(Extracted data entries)
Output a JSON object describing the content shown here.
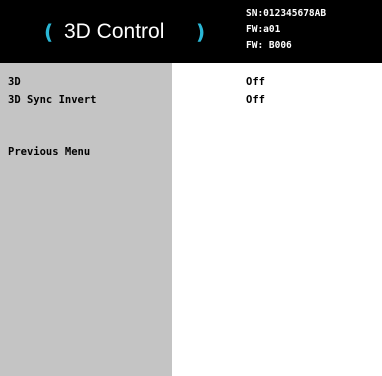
{
  "colors": {
    "header_bg": "#000000",
    "bracket_accent": "#2ab7d6",
    "sidebar_bg": "#c4c4c4",
    "content_bg": "#ffffff",
    "text": "#000000",
    "header_text": "#ffffff"
  },
  "header": {
    "bracket_open": "(",
    "title": "3D Control",
    "bracket_close": ")",
    "serial": "SN:012345678AB",
    "firmware": "FW:a01",
    "firmware_b": "FW: B006"
  },
  "menu": {
    "items": [
      {
        "label": "3D",
        "value": "Off"
      },
      {
        "label": "3D Sync Invert",
        "value": "Off"
      }
    ],
    "previous_menu": "Previous Menu"
  }
}
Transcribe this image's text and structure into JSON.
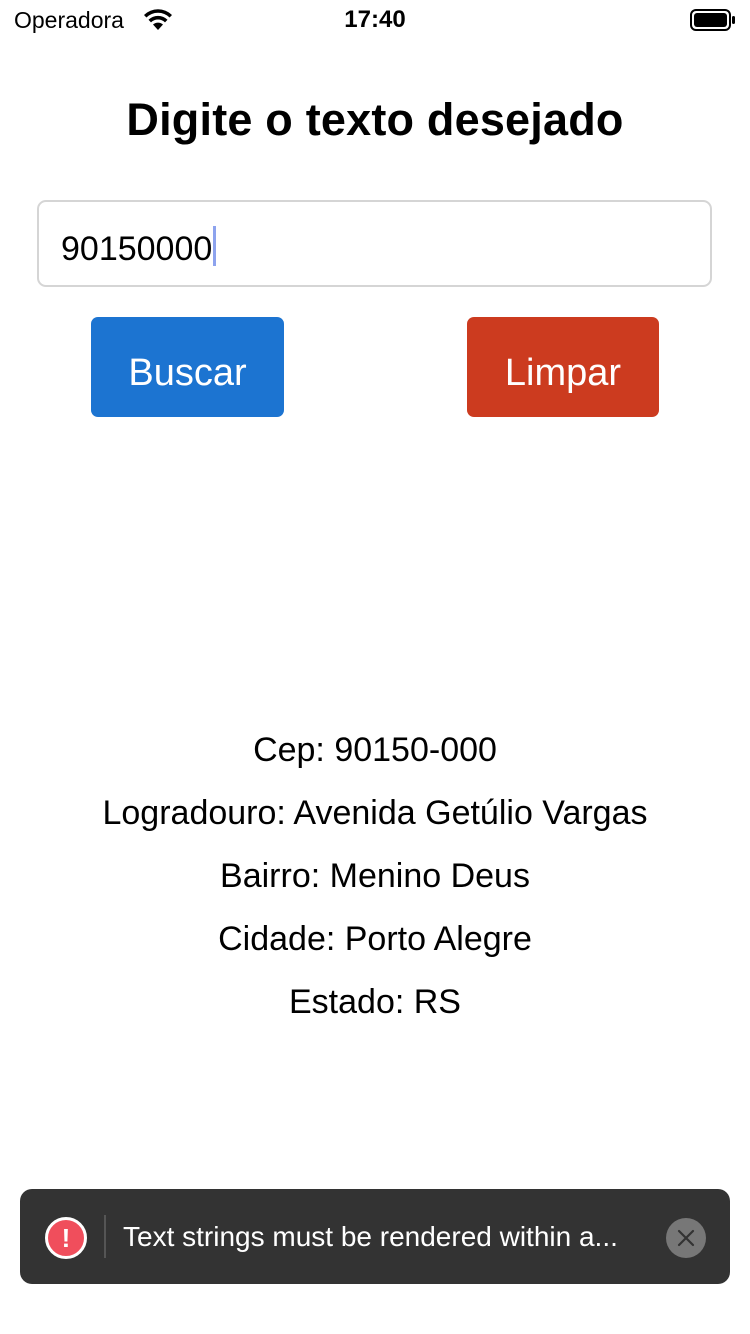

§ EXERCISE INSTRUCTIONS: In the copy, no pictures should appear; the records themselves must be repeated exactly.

§ ANSWER TO THIS TASK:
Output a JSON object describing the content shown here.
{
  "colors": {
    "header_bg": "#000000",
    "bracket_accent": "#2ab7d6",
    "sidebar_bg": "#c4c4c4",
    "content_bg": "#ffffff",
    "text": "#000000",
    "header_text": "#ffffff"
  },
  "header": {
    "bracket_open": "(",
    "title": "3D Control",
    "bracket_close": ")",
    "serial": "SN:012345678AB",
    "firmware": "FW:a01",
    "firmware_b": "FW: B006"
  },
  "menu": {
    "items": [
      {
        "label": "3D",
        "value": "Off"
      },
      {
        "label": "3D Sync Invert",
        "value": "Off"
      }
    ],
    "previous_menu": "Previous Menu"
  }
}
Transcribe this image's text and structure into JSON.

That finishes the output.